The biggest problem with the kitchen was the layout. The lady who lives next door was born in this house, and her mother designed the kitchen, in 1952.
She came by and said, "Oh, yeah, it's time for an update! Back when my mom designed it, it was OK to have the fridge way in one corner, and the sink in another, and the stove way over there. Of course, we had a half-wood, half-electric stove back then..."
Yeah. So the kitchen hadn't been updated since 1952, except for new, ugly floors.
So, almost two months later, the kitchen has arrived.
Our contractor, Jennifer, kicks ass. There's no other way to put it. She's feminine and fun and shows up in a Porsche with high heels and leather-print skirts, and then comes in, changes into a T-shirt and jeans, and guts the kitchen by hand. She hauls out cabinets, lays flooring, does detailed paint work and still manages to be nice to my kids when they walk across the work area trailing crumbs.
She has muscles you wouldn't believe, mad design skill, and she took a project witn NO budget (I swear -- this is a high-end makeover on an IKEA budget,) and she made it look like we spend thousands upon thousands of dollars.
If you need anyone to do anything, from painting a bedroom mural to putting in a new bathroom, she's your go-to: http://www.jenniferryandesign.com
So, here it is, in all of it's glory, finished and ready to go:
This is the island, made with butcherblock, with an induction cooktop.

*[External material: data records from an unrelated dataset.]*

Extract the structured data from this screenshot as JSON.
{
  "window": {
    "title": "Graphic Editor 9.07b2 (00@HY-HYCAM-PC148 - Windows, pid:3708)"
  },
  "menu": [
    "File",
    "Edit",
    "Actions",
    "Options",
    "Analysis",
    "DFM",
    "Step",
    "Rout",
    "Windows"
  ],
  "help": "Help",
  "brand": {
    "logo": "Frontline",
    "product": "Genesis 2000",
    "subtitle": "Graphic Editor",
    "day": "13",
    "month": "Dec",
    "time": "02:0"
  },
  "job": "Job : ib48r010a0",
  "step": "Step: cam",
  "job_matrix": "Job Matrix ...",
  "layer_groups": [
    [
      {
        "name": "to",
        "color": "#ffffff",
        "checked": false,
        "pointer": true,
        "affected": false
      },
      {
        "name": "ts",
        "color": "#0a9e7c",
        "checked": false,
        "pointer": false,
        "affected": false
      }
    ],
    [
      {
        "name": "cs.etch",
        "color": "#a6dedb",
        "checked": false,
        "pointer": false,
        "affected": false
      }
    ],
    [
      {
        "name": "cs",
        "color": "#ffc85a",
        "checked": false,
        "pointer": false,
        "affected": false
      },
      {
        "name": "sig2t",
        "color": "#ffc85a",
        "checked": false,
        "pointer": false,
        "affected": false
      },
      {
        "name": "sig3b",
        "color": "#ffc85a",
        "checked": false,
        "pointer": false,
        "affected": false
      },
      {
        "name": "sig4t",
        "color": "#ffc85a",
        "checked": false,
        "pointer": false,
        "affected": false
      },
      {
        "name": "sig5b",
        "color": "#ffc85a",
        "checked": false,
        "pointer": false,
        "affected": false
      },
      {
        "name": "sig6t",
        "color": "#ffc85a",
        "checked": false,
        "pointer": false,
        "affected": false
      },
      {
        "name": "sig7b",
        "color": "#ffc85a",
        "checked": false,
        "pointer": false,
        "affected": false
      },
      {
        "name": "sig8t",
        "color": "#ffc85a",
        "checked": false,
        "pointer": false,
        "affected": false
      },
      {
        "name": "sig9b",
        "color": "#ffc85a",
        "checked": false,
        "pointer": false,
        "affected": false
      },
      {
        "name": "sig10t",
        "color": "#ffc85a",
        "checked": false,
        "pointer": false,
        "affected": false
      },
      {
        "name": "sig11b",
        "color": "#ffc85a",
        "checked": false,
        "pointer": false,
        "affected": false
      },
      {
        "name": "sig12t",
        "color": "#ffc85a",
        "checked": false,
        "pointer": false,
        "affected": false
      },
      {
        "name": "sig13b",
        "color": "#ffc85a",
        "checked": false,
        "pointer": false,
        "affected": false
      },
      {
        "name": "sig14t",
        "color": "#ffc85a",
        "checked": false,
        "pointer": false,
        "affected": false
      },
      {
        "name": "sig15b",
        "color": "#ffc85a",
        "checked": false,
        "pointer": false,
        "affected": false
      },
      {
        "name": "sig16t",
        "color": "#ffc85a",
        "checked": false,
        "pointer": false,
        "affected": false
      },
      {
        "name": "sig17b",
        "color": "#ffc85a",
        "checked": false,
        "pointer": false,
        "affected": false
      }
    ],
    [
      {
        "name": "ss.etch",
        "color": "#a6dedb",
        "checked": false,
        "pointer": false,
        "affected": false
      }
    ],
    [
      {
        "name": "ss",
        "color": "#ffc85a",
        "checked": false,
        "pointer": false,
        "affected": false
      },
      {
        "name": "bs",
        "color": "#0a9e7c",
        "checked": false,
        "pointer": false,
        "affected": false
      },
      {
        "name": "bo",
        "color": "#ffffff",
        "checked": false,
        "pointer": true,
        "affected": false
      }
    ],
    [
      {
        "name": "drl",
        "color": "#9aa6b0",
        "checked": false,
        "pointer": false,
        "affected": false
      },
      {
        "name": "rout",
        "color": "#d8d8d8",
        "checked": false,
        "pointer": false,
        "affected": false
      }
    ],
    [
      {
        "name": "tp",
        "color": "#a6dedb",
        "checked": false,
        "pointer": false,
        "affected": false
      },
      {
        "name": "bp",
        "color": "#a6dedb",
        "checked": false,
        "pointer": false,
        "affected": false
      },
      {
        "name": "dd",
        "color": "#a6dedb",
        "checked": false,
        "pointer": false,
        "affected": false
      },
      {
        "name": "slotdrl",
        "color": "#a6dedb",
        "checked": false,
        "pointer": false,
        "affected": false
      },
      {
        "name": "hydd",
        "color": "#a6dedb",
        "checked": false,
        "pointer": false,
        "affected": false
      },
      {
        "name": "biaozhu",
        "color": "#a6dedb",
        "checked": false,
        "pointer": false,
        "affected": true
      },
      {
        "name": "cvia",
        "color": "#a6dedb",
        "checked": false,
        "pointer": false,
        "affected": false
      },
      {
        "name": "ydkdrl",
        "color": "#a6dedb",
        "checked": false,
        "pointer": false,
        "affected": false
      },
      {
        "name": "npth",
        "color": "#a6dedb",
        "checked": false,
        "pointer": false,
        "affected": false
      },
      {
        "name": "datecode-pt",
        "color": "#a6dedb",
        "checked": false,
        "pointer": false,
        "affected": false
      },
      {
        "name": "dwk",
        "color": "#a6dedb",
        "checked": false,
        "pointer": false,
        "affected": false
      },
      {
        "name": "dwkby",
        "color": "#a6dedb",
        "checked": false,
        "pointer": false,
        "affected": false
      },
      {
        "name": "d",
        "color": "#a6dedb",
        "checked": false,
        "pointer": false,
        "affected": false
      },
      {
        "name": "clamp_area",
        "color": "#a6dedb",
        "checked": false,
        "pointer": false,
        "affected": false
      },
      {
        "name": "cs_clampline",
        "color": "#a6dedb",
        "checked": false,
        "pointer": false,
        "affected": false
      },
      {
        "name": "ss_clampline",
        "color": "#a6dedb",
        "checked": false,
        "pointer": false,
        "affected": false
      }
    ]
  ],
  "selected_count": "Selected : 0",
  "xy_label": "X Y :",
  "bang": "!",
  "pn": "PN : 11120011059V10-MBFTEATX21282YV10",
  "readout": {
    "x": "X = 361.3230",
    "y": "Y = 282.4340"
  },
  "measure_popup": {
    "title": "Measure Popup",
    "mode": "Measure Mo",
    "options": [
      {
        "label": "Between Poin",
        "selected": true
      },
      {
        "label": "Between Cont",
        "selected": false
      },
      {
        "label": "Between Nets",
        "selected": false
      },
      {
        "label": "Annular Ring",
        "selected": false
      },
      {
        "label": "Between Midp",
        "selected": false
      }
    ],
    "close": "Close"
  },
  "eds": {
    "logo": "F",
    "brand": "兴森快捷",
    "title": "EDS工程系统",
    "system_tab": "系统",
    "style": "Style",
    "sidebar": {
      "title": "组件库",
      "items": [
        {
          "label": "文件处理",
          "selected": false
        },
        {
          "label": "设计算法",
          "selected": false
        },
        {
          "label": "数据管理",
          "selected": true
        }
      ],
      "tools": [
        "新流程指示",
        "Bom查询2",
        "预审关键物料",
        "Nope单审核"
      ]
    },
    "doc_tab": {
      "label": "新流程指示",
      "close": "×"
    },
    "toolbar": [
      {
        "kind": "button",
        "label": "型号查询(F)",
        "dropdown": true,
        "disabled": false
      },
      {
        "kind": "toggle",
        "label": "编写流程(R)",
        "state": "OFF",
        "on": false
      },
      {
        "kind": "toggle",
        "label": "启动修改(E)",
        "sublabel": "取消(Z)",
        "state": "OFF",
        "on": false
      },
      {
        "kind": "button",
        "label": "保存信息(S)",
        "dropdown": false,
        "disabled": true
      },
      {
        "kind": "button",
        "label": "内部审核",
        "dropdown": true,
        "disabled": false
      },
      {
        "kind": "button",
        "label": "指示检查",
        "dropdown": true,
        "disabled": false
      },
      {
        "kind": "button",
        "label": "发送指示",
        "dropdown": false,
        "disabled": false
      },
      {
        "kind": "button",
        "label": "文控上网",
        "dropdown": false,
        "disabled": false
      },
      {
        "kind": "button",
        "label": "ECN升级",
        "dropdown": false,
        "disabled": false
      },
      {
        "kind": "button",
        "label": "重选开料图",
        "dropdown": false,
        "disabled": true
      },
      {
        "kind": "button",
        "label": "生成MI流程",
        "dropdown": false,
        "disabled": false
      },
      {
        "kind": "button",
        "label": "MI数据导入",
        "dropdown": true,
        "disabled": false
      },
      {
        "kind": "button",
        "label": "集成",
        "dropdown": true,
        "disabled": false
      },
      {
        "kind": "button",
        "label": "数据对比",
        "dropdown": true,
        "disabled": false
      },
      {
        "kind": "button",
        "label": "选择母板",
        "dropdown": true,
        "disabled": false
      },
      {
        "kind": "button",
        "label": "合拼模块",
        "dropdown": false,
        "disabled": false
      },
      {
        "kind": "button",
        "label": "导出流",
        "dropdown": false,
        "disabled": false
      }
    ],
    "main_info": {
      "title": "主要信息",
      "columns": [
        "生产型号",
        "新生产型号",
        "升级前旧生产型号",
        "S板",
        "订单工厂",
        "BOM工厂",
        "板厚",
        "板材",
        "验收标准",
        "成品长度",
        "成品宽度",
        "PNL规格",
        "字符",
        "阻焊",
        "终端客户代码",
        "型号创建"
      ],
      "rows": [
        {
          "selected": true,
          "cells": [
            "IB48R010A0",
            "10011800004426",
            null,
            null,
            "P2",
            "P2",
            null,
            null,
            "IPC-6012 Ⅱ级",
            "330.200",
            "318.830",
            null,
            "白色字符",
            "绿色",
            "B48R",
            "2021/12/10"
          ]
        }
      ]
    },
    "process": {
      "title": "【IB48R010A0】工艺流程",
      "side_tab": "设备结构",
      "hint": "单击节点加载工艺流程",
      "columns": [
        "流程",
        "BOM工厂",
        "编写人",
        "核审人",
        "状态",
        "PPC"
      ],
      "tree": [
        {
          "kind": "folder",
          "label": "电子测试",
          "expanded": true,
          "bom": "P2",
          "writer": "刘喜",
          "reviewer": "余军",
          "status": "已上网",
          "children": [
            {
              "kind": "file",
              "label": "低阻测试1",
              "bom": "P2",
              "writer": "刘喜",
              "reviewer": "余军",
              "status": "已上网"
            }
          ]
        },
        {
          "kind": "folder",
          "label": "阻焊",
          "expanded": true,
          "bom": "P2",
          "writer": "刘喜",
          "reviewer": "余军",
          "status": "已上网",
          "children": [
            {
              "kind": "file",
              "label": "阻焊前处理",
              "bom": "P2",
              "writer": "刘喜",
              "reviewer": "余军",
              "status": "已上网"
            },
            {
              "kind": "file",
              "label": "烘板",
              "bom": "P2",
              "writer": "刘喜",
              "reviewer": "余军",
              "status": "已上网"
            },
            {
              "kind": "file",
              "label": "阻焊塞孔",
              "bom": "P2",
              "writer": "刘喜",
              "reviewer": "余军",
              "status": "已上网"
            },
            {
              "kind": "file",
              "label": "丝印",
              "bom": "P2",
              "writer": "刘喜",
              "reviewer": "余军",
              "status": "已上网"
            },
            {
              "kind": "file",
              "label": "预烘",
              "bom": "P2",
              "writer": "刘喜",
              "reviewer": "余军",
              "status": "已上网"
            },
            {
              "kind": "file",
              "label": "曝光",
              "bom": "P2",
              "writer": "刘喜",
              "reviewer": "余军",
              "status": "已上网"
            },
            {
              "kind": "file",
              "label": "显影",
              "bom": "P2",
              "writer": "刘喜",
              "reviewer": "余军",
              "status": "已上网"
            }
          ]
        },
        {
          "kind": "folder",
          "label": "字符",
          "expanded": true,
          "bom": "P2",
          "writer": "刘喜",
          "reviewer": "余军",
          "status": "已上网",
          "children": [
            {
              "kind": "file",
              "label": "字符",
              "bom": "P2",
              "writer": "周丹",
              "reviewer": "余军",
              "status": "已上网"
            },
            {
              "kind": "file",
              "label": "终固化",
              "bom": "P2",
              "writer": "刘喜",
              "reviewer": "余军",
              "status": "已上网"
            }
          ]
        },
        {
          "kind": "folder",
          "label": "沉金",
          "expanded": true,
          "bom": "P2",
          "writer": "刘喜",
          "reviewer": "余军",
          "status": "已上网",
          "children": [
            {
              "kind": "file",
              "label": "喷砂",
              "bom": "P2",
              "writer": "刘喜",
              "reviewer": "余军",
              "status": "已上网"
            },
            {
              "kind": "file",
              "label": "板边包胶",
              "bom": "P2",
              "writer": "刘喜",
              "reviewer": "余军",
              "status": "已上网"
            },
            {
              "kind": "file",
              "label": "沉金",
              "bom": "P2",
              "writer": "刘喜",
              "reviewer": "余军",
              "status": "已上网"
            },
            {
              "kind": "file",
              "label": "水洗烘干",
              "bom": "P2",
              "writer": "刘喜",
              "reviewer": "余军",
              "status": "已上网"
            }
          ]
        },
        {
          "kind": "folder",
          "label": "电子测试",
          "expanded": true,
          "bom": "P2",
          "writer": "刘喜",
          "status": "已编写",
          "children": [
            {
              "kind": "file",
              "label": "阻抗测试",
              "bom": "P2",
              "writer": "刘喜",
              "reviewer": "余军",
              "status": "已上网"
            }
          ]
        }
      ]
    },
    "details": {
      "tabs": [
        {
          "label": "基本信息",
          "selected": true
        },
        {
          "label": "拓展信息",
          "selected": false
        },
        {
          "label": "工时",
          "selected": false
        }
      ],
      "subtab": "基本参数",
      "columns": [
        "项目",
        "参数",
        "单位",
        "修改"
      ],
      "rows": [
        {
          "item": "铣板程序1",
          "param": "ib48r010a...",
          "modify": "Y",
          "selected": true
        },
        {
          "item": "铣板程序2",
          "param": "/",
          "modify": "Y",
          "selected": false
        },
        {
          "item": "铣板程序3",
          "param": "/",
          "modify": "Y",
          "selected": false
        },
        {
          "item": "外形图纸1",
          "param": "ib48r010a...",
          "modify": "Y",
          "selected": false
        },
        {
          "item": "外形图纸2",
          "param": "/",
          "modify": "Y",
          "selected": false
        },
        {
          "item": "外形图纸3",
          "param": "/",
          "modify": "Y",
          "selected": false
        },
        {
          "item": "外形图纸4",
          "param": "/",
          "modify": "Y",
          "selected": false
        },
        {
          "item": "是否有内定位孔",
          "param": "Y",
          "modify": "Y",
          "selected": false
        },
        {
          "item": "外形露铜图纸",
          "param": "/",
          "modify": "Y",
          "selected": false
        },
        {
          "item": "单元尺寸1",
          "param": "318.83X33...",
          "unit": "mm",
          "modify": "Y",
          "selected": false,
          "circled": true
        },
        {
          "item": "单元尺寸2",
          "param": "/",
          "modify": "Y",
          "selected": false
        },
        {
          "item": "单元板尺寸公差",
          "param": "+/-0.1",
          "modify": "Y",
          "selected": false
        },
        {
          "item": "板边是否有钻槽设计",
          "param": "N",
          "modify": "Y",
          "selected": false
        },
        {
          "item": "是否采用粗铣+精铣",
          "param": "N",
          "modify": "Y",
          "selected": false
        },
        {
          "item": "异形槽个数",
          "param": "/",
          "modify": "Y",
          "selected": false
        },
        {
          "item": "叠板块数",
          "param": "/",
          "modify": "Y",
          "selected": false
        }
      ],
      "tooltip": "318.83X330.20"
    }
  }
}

I like the induction very much. I don't like that none of the fabulous cookware I got for a wedding gift works with it. Right now I'm down to a Le Cruset Dutch Oven and a cast iron skillet. I love the farmhouse sink. I love the huge faucet. And I'm in love with the open shelving that lets me see everything I need.
My family who all live at least 500 miles away and will visit less than once a year, are freaked out by the open shelves and are very afraid that the shelves will be messy and that this will bother them.
It sure as hell won't bother me -- I'll be too busy admiring all of the good meals I've made.
This is the other side of the kitchen. The lamps above the table are called up-and-down lights, or pendant pulley lights, and they had them in a house my family stayed in during a trip Tuscany. My aunt bought a pair while we there and never used them, so she sent them to me. And now every time I sit down, I think of Tuscany, which can only improve the mood of the kitchen.
In the back is the baking section, with a marble countertop. Baking pans below, baking supplies above, oven right there under the counter -- everyone's getting cookies for Christmas!
I don't think I could be happier with it. A little paint, a new island, and a lot of work, and we have a kitchen that I love.